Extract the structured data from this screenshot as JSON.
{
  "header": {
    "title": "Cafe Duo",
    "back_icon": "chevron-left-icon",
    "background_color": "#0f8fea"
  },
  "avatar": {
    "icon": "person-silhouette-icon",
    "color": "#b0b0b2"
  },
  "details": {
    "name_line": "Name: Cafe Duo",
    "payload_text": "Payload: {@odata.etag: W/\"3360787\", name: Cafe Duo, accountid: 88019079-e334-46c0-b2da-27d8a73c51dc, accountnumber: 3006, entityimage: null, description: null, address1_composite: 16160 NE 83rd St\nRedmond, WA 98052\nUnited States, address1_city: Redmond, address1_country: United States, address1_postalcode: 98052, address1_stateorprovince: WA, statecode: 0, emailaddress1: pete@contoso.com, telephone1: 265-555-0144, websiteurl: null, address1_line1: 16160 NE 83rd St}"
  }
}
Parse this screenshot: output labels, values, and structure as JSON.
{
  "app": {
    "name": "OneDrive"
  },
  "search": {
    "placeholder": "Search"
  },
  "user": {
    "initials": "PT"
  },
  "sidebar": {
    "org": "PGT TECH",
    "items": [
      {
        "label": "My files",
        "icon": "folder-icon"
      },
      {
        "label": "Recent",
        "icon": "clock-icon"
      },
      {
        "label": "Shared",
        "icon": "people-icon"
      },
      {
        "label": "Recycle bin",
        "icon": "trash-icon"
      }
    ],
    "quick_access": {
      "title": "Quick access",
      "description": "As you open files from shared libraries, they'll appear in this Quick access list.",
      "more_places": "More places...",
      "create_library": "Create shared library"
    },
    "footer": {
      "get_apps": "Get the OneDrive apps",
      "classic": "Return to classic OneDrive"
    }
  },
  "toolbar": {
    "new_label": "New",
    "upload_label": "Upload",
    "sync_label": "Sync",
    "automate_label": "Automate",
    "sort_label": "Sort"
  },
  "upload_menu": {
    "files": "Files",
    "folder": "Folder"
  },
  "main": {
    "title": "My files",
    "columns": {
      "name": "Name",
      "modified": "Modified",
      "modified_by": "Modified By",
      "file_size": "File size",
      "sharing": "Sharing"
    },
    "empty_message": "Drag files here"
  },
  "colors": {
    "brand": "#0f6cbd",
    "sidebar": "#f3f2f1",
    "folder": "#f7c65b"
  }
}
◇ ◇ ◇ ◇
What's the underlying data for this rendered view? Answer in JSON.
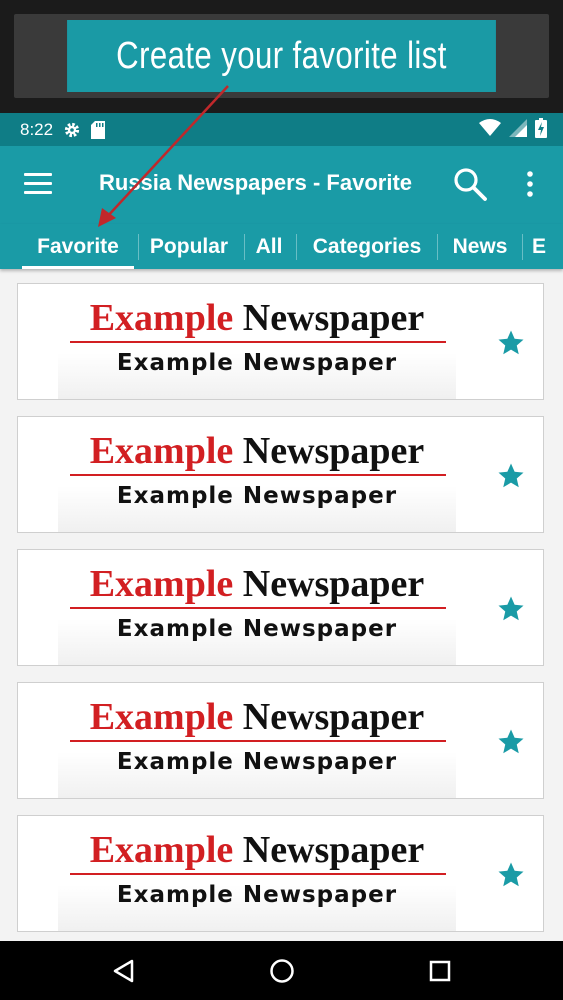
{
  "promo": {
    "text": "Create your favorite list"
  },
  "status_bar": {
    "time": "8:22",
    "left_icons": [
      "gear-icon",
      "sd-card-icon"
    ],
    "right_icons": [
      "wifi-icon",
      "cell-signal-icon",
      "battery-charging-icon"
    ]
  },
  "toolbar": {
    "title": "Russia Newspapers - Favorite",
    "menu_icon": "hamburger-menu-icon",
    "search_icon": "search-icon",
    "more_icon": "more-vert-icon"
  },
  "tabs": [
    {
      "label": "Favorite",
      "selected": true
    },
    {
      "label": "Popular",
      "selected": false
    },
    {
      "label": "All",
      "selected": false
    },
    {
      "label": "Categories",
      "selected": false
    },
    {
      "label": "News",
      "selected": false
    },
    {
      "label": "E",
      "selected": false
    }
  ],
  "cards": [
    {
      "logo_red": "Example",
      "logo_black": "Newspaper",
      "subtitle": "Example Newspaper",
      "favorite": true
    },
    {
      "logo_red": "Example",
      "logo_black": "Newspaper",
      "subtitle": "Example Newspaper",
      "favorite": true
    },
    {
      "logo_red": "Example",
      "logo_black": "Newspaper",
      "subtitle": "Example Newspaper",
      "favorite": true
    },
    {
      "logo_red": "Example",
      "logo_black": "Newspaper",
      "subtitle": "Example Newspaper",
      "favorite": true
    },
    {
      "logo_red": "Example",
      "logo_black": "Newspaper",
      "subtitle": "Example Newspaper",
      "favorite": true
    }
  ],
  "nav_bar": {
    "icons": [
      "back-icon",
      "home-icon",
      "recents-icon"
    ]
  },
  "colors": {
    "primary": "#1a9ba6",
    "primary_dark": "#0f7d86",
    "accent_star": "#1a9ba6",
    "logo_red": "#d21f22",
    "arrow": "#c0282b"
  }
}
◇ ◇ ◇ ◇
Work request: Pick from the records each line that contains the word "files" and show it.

Answer for the task:
        "label": "My files",
      "description": "As you open files from shared libraries, they'll appear in this Quick access list.",
    "files": "Files",
    "title": "My files",
    "empty_message": "Drag files here"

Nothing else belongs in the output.